__Task brief__.
In the entries below, the word "circle" appears on some lines. Copy each of those lines.

__Extracted data entries__.
■ ■ ■ ■ ■ ■ ■

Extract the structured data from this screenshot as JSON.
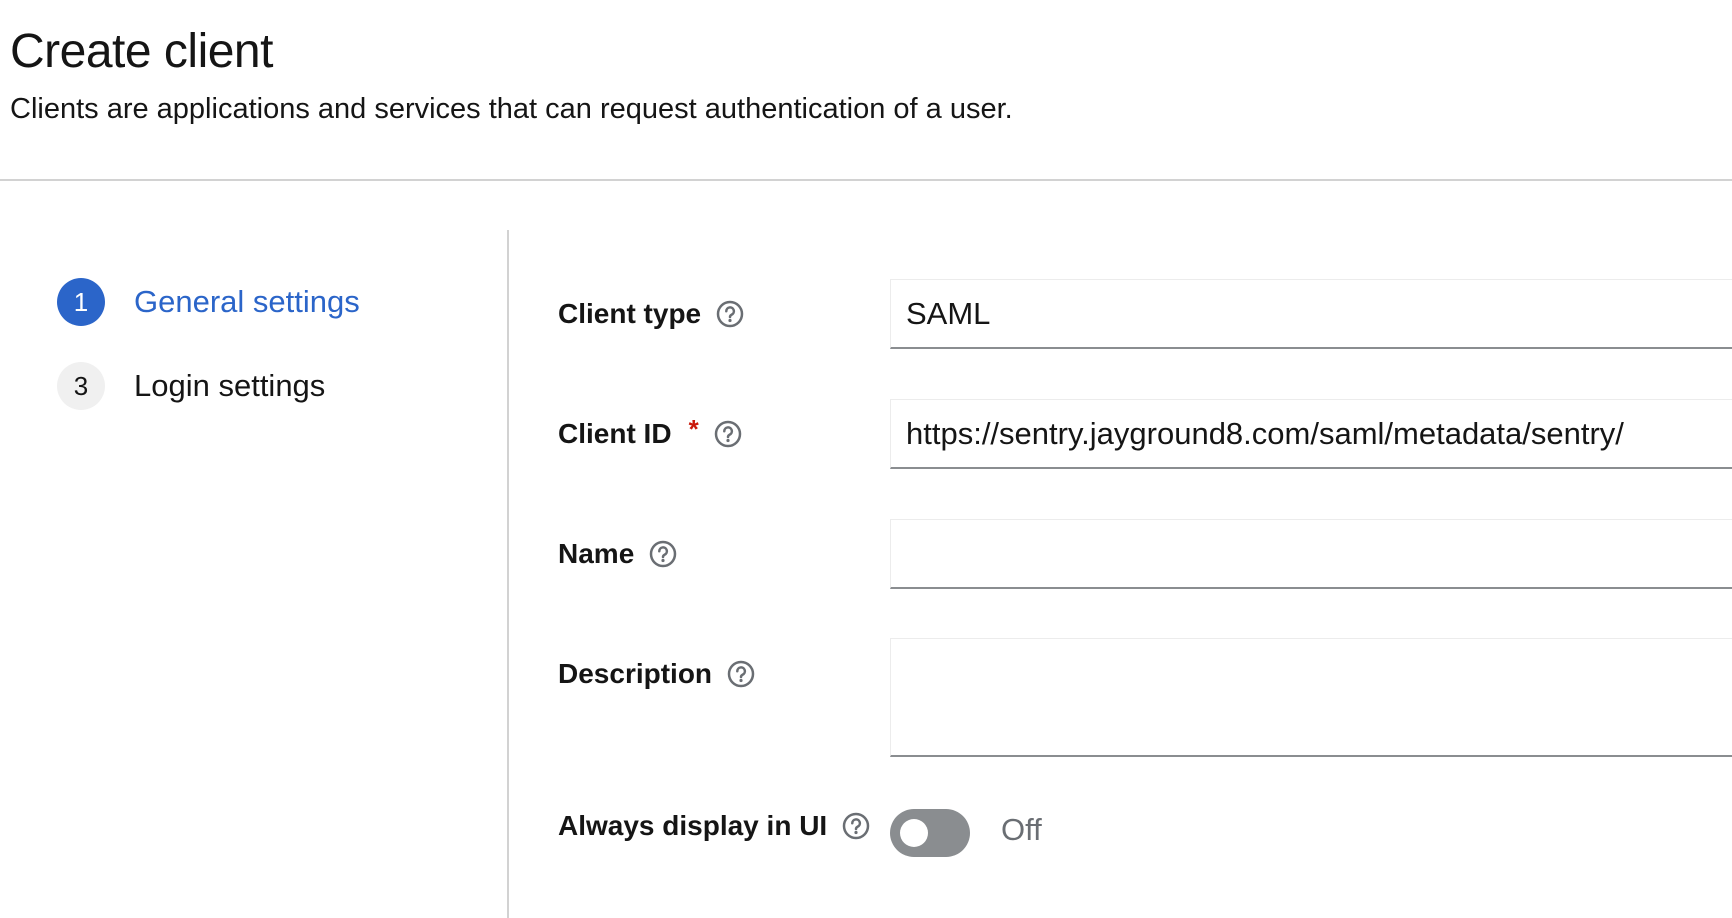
{
  "header": {
    "title": "Create client",
    "subtitle": "Clients are applications and services that can request authentication of a user."
  },
  "wizard": {
    "steps": [
      {
        "number": "1",
        "label": "General settings",
        "state": "current"
      },
      {
        "number": "3",
        "label": "Login settings",
        "state": "pending"
      }
    ]
  },
  "form": {
    "client_type": {
      "label": "Client type",
      "value": "SAML"
    },
    "client_id": {
      "label": "Client ID",
      "required_marker": "*",
      "value": "https://sentry.jayground8.com/saml/metadata/sentry/"
    },
    "name": {
      "label": "Name",
      "value": ""
    },
    "description": {
      "label": "Description",
      "value": ""
    },
    "always_display": {
      "label": "Always display in UI",
      "state_text": "Off",
      "checked": false
    }
  },
  "colors": {
    "accent": "#2b65c9",
    "required": "#c9190b",
    "switch_off": "#8a8d90",
    "divider": "#d2d2d2"
  },
  "icons": {
    "help": "question-circle-icon"
  }
}
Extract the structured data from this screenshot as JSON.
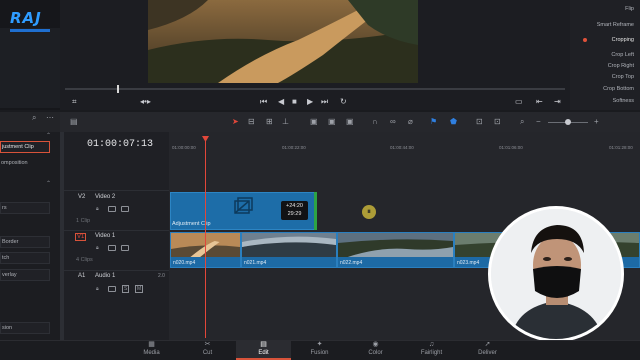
{
  "logo": "RAJ",
  "inspector": {
    "items": [
      "Flip",
      "Smart Reframe",
      "Cropping",
      "Crop Left",
      "Crop Right",
      "Crop Top",
      "Crop Bottom",
      "Softness"
    ]
  },
  "left_panel": {
    "items": [
      "justment Clip",
      "omposition",
      "rs",
      "Border",
      "tch",
      "verlay",
      "sion"
    ]
  },
  "timecode": "01:00:07:13",
  "ruler": [
    "01:00:00:00",
    "01:00:22:00",
    "01:00:44:00",
    "01:01:06:00",
    "01:01:28:00"
  ],
  "tracks": {
    "v2": {
      "id": "V2",
      "name": "Video 2",
      "clips": "1 Clip"
    },
    "v1": {
      "id": "V1",
      "name": "Video 1",
      "clips": "4 Clips"
    },
    "a1": {
      "id": "A1",
      "name": "Audio 1",
      "channels": "2.0",
      "s": "S",
      "m": "M"
    }
  },
  "adjustment_clip": {
    "label": "Adjustment Clip",
    "tip_line1": "+24:20",
    "tip_line2": "29:29"
  },
  "video_clips": [
    "n020.mp4",
    "n021.mp4",
    "n022.mp4",
    "n023.mp4"
  ],
  "page_tabs": [
    "Media",
    "Cut",
    "Edit",
    "Fusion",
    "Color",
    "Fairlight",
    "Deliver"
  ],
  "colors": {
    "accent": "#d8533a",
    "clip_blue": "#1d6da8",
    "playhead": "#e2473a",
    "logo_blue": "#2f9cff"
  }
}
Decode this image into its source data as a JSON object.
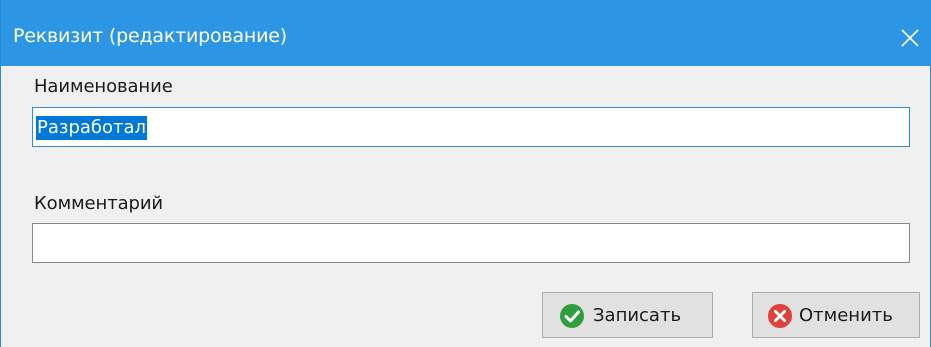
{
  "window": {
    "title": "Реквизит (редактирование)",
    "accent_color": "#2c96e5",
    "close_icon": "close-icon"
  },
  "form": {
    "name_label": "Наименование",
    "name_value": "Разработал",
    "comment_label": "Комментарий",
    "comment_value": ""
  },
  "buttons": {
    "save_label": "Записать",
    "save_icon": "check-circle-icon",
    "save_icon_color": "#2e9e3e",
    "cancel_label": "Отменить",
    "cancel_icon": "x-circle-icon",
    "cancel_icon_color": "#e0413a"
  }
}
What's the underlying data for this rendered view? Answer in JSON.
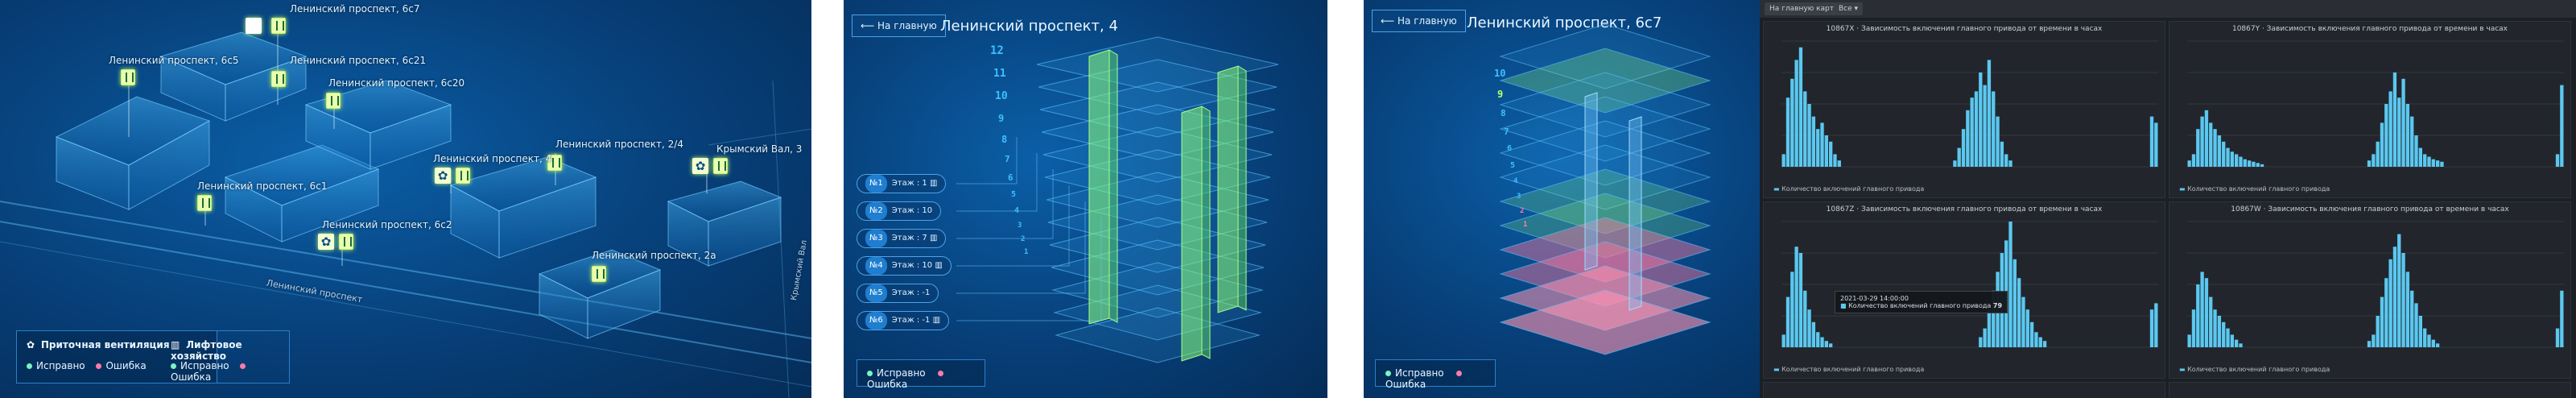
{
  "panel1": {
    "buildings": [
      {
        "label": "Ленинский проспект, 6с7",
        "icons": [
          "lift-icon"
        ]
      },
      {
        "label": "Ленинский проспект, 6с5",
        "icons": [
          "lift-icon"
        ]
      },
      {
        "label": "Ленинский проспект, 6с21",
        "icons": [
          "lift-icon"
        ]
      },
      {
        "label": "Ленинский проспект, 6с20",
        "icons": [
          "lift-icon"
        ]
      },
      {
        "label": "Ленинский проспект, 2/4",
        "icons": [
          "lift-icon"
        ]
      },
      {
        "label": "Крымский Вал, 3",
        "icons": [
          "fan-icon",
          "lift-icon"
        ]
      },
      {
        "label": "Ленинский проспект, 4",
        "icons": [
          "fan-icon",
          "lift-icon"
        ]
      },
      {
        "label": "Ленинский проспект, 6с1",
        "icons": [
          "lift-icon"
        ]
      },
      {
        "label": "Ленинский проспект, 6с2",
        "icons": [
          "fan-icon",
          "lift-icon"
        ]
      },
      {
        "label": "Ленинский проспект, 2а",
        "icons": [
          "lift-icon"
        ]
      }
    ],
    "street_label": "Ленинский проспект",
    "side_street_label": "Крымский Вал",
    "legend": {
      "ventilation": "Приточная вентиляция",
      "lifts": "Лифтовое хозяйство",
      "ok": "Исправно",
      "error": "Ошибка"
    }
  },
  "panel2": {
    "back_label": "На главную",
    "title": "Ленинский проспект, 4",
    "floors": [
      "12",
      "11",
      "10",
      "9",
      "8",
      "7",
      "6",
      "5",
      "4",
      "3",
      "2",
      "1"
    ],
    "lifts": [
      {
        "id": "№1",
        "floor_label": "Этаж : 1"
      },
      {
        "id": "№2",
        "floor_label": "Этаж : 10"
      },
      {
        "id": "№3",
        "floor_label": "Этаж : 7"
      },
      {
        "id": "№4",
        "floor_label": "Этаж : 10"
      },
      {
        "id": "№5",
        "floor_label": "Этаж : -1"
      },
      {
        "id": "№6",
        "floor_label": "Этаж : -1"
      }
    ],
    "legend": {
      "ok": "Исправно",
      "error": "Ошибка"
    }
  },
  "panel3": {
    "back_label": "На главную",
    "title": "Ленинский проспект, 6с7",
    "floors": [
      "10",
      "9",
      "8",
      "7",
      "6",
      "5",
      "4",
      "3",
      "2",
      "1"
    ],
    "legend": {
      "ok": "Исправно",
      "error": "Ошибка"
    }
  },
  "panel4": {
    "tabs": [
      "На главную карту",
      "Все"
    ],
    "colors": {
      "bar": "#5bc8f0",
      "background": "#1c1f24"
    },
    "tooltip": {
      "date": "2021-03-29 14:00:00",
      "series": "Количество включений главного привода",
      "value": "79"
    },
    "legend_label": "Количество включений главного привода",
    "panels": [
      {
        "title": "10867X · Зависимость включения главного привода от времени в часах"
      },
      {
        "title": "10867Y · Зависимость включения главного привода от времени в часах"
      },
      {
        "title": "10867Z · Зависимость включения главного привода от времени в часах"
      },
      {
        "title": "10867W · Зависимость включения главного привода от времени в часах"
      }
    ]
  },
  "chart_data": [
    {
      "type": "bar",
      "title": "",
      "series": [
        {
          "name": "Количество включений главного привода",
          "values": [
            10,
            55,
            70,
            85,
            95,
            60,
            50,
            40,
            30,
            35,
            25,
            20,
            10,
            5,
            0,
            0,
            0,
            0,
            0,
            0,
            0,
            0,
            0,
            0,
            0,
            0,
            0,
            0,
            0,
            0,
            0,
            0,
            0,
            0,
            0,
            0,
            0,
            0,
            0,
            0,
            5,
            15,
            30,
            45,
            55,
            60,
            75,
            65,
            85,
            60,
            40,
            20,
            10,
            5,
            0,
            0,
            0,
            0,
            0,
            0,
            0,
            0,
            0,
            0,
            0,
            0,
            0,
            0,
            0,
            0,
            0,
            0,
            0,
            0,
            0,
            0,
            0,
            0,
            0,
            0,
            0,
            0,
            0,
            0,
            0,
            0,
            40,
            35
          ]
        }
      ]
    },
    {
      "type": "bar",
      "title": "",
      "series": [
        {
          "name": "Количество включений главного привода",
          "values": [
            5,
            10,
            30,
            40,
            45,
            35,
            30,
            25,
            20,
            15,
            12,
            10,
            8,
            6,
            5,
            4,
            3,
            2,
            0,
            0,
            0,
            0,
            0,
            0,
            0,
            0,
            0,
            0,
            0,
            0,
            0,
            0,
            0,
            0,
            0,
            0,
            0,
            0,
            0,
            0,
            0,
            0,
            5,
            10,
            20,
            35,
            50,
            60,
            75,
            55,
            70,
            50,
            40,
            25,
            15,
            10,
            8,
            6,
            5,
            4,
            0,
            0,
            0,
            0,
            0,
            0,
            0,
            0,
            0,
            0,
            0,
            0,
            0,
            0,
            0,
            0,
            0,
            0,
            0,
            0,
            0,
            0,
            0,
            0,
            0,
            0,
            10,
            65
          ]
        }
      ]
    },
    {
      "type": "bar",
      "title": "",
      "series": [
        {
          "name": "Количество включений главного привода",
          "values": [
            10,
            40,
            60,
            80,
            75,
            45,
            30,
            20,
            12,
            8,
            5,
            3,
            0,
            0,
            0,
            0,
            0,
            0,
            0,
            0,
            0,
            0,
            0,
            0,
            0,
            0,
            0,
            0,
            0,
            0,
            0,
            0,
            0,
            0,
            0,
            0,
            0,
            0,
            0,
            0,
            0,
            0,
            0,
            0,
            0,
            0,
            8,
            15,
            30,
            45,
            60,
            75,
            85,
            100,
            70,
            55,
            40,
            30,
            20,
            12,
            8,
            5,
            0,
            0,
            0,
            0,
            0,
            0,
            0,
            0,
            0,
            0,
            0,
            0,
            0,
            0,
            0,
            0,
            0,
            0,
            0,
            0,
            0,
            0,
            0,
            0,
            30,
            35
          ]
        }
      ]
    },
    {
      "type": "bar",
      "title": "",
      "series": [
        {
          "name": "Количество включений главного привода",
          "values": [
            10,
            30,
            50,
            60,
            55,
            40,
            30,
            25,
            20,
            15,
            10,
            6,
            3,
            0,
            0,
            0,
            0,
            0,
            0,
            0,
            0,
            0,
            0,
            0,
            0,
            0,
            0,
            0,
            0,
            0,
            0,
            0,
            0,
            0,
            0,
            0,
            0,
            0,
            0,
            0,
            0,
            0,
            5,
            10,
            25,
            40,
            55,
            70,
            80,
            90,
            75,
            60,
            45,
            35,
            25,
            15,
            10,
            6,
            3,
            0,
            0,
            0,
            0,
            0,
            0,
            0,
            0,
            0,
            0,
            0,
            0,
            0,
            0,
            0,
            0,
            0,
            0,
            0,
            0,
            0,
            0,
            0,
            0,
            0,
            0,
            0,
            15,
            45
          ]
        }
      ]
    }
  ]
}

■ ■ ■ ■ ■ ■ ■

__Written solution__.
    "help": "question-circle-icon"
    "save_icon": "check-circle-icon",
    "cancel_icon": "x-circle-icon",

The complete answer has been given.